Joe Turner’s Come and Gone at the Young Vic

When strange and mysterious Herald Loomis arrives, young daughter in tow, searching for his wife the carefully set balance of the tenants passing through Seth and Bertha Holly’s Pittsburgh Boarding House is shaken.

Written in 1985n and performed on Broadway in 1988, and staged at our own Tricycle Theatre two decades ago; the second in the late August Wilson’s 10 play Pittsburgh Cycle chronicling the 20th century AfricanAmerican experience does not disappoint.

Contemporary writers Roy Williams, Kwame Kwei-Armah and Che Walker are part of a buzzing and packed Young Vic paying homage to a playwrighting giant.  Set in 1911 Wilson’s characters are from the first and second-generation of the waves of black people who migrated from the rural south to the industrial north post emancipation.

In the Pulitzer Prize winning writers towering literary achievement of character and storytelling, these are second class citizens carrying the culture and beliefs of Africa within them. It’s captured in an exuberant juba dance scene and the remnants of their Afrocentric spirituality and beliefs.

Don’t be wondering where Joe Turner is though; he’s the subject of the Blues song from which this quietly dramatic performance takes it’s title; the same Blues which punctuates this story of identity,  loss and loyalty.

At over two-hours, split between two scenes, these are not the jump-cut, snappy episodes of much of contemporary theatre but a type of social realism where a cast of characters relive daily affairs. This could be a weakness; but with David Lan’s elegant direction is actually enthralling.

Using the ground level stage perfectly the nine performers of this well honed ensemble dramatise dialogue full of humour, metaphor and allusion to the past and present, and an as yet uncertain future.
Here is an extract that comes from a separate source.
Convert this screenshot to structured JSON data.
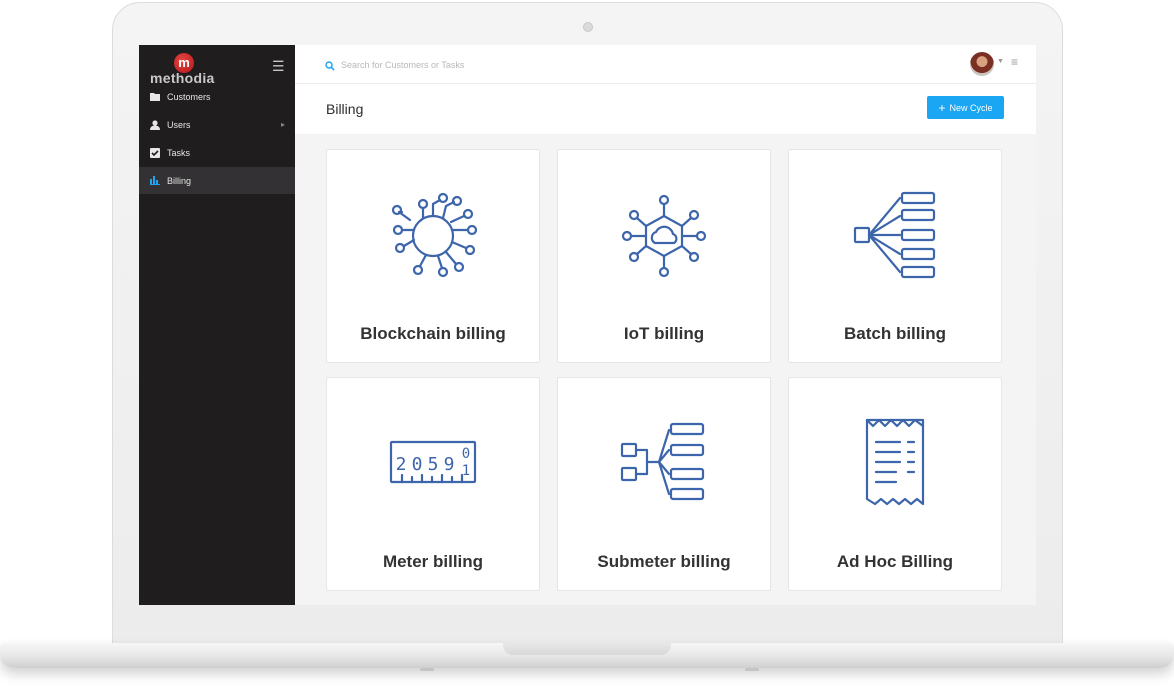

Led by the monumental Delroy Lindo as aging obeah man Bynum, with subtle but effective tics and mannerisms, this story of the American Dream (or nightmare as depicted by Malcolm X) takes the everyday and quite mundane lives of several transient characters.

Only Seth (Danny Sapani) and Bertha (Adjoa Andoh) are constant alongside the mysterious Bynum and has each of them articulate the sensibilities of a people who retain collective memory of enslavement and harsh oppression, but mix it up with present day worries and challenges.

Patrick Bernier’s set, in which the entire Main House’s auditorium, including the in-the round-set, is carpeted with Pittsburgh like red dirt, creates a perfect atmosphere.

A series of conversations and confrontations explore these endearing characters and the lives they lead.

Each one a symbol of the times and the endeavours of the African Americans to co-exist as equals in a land fertilised with their blood, but in which they are unwelcome, scorned and violently suppressed.

Kobna Holbrook-Smith, who maintains intense focus as well a thick coat, throughout typifies this psychological conflict. He’s returned after being kidnapped into a chain gang for seven years – a widespread practice in the era of lynching and American style apartheid and Jim Crow racism. This sub-plot is the scaffolding around which the story is built.

Daniel Cerqueira gets some great one-liners as slimy and unkempt, Rutherford Selig; Petra Letang’s Mollie Cunningham is sophisticated and elegant and Nathaniel Martello-White’s comedic Jeremy stands out. In a nice touch two young characters, Rueben and Zonia (Leah Ocran) untainted by the past and innocent about the present day hell their parents’ live, give hope for the future.

Woven into Wilson’s writing is the cultural, political, spiritual and social narrative of African America.  It’s a supreme effort and a crystal-clear and perceptive reflection of the ‘double-consciousness’ formed behind the veil of racism and discrimination, which is as much a part of American society as apple pie and loving your Mom.

Joe Turner's Come and Gone

Written by August Wilson

Directed By David Lan

At The Young Vic until July 3